Records excerpted from a collection
⟨

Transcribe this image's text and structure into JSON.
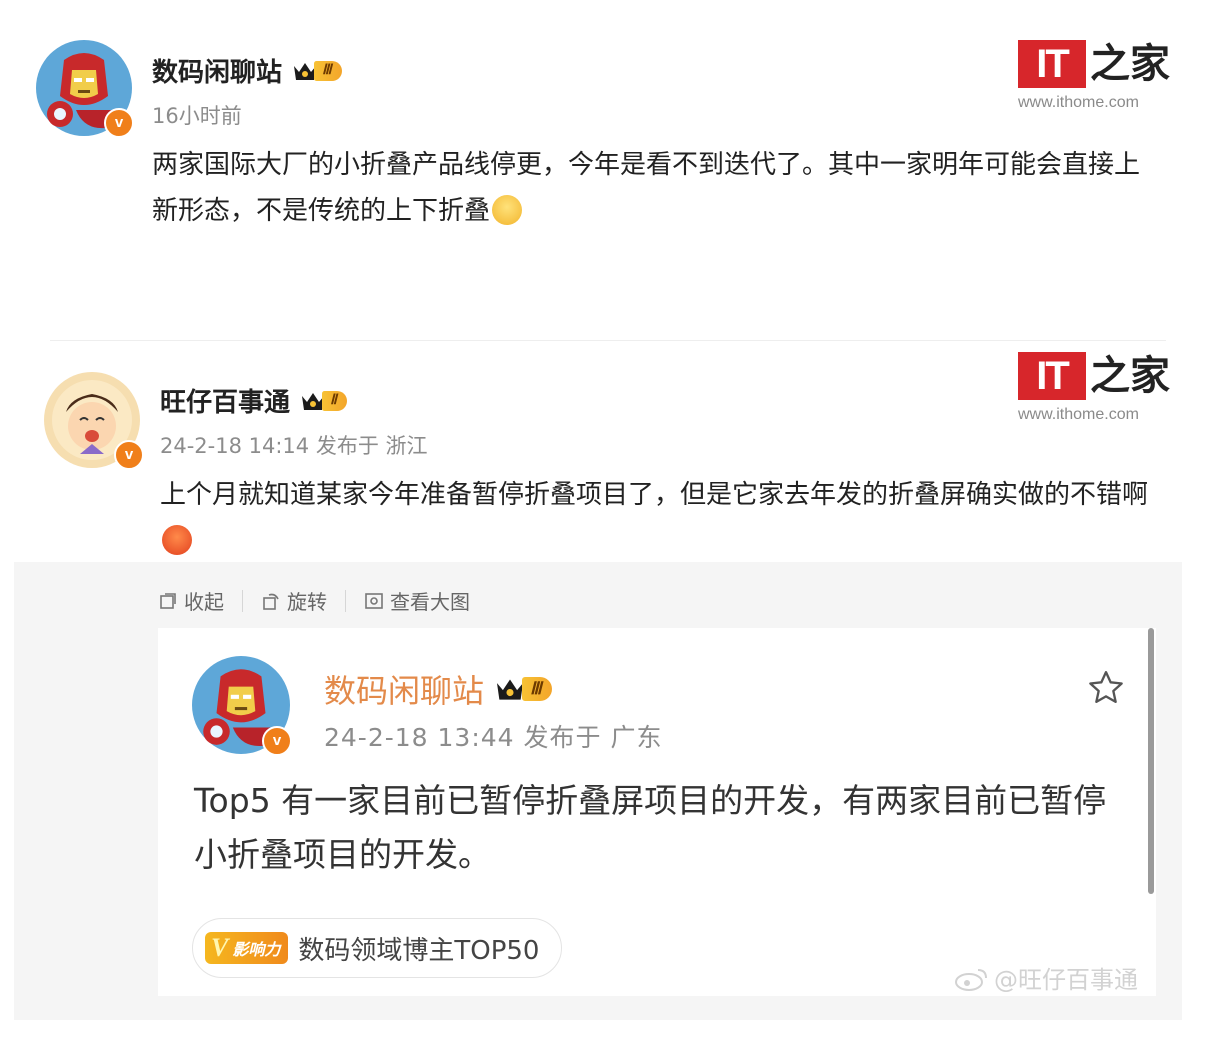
{
  "post1": {
    "username": "数码闲聊站",
    "rank": "Ⅲ",
    "time": "16小时前",
    "text": "两家国际大厂的小折叠产品线停更，今年是看不到迭代了。其中一家明年可能会直接上新形态，不是传统的上下折叠",
    "emoji": "smile-emoji"
  },
  "post2": {
    "username": "旺仔百事通",
    "rank": "Ⅱ",
    "meta": "24-2-18 14:14 发布于 浙江",
    "text": "上个月就知道某家今年准备暂停折叠项目了，但是它家去年发的折叠屏确实做的不错啊",
    "emoji": "angry-emoji"
  },
  "logo": {
    "brand_it": "IT",
    "brand_zh": "之家",
    "url": "www.ithome.com"
  },
  "toolbar": {
    "collapse": "收起",
    "rotate": "旋转",
    "view_large": "查看大图"
  },
  "embed": {
    "username": "数码闲聊站",
    "rank": "Ⅲ",
    "meta": "24-2-18 13:44  发布于 广东",
    "text": "Top5 有一家目前已暂停折叠屏项目的开发，有两家目前已暂停小折叠项目的开发。",
    "badge_label": "影响力",
    "badge_text": "数码领域博主TOP50",
    "watermark": "@旺仔百事通"
  },
  "colors": {
    "accent": "#f07f1a",
    "brand_red": "#d7262b",
    "embed_name": "#e38a4a"
  }
}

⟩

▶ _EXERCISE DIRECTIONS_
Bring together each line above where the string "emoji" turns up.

▶ _ANSWER TO THIS PROBLEM_
    "emoji": "smile-emoji"
    "emoji": "angry-emoji"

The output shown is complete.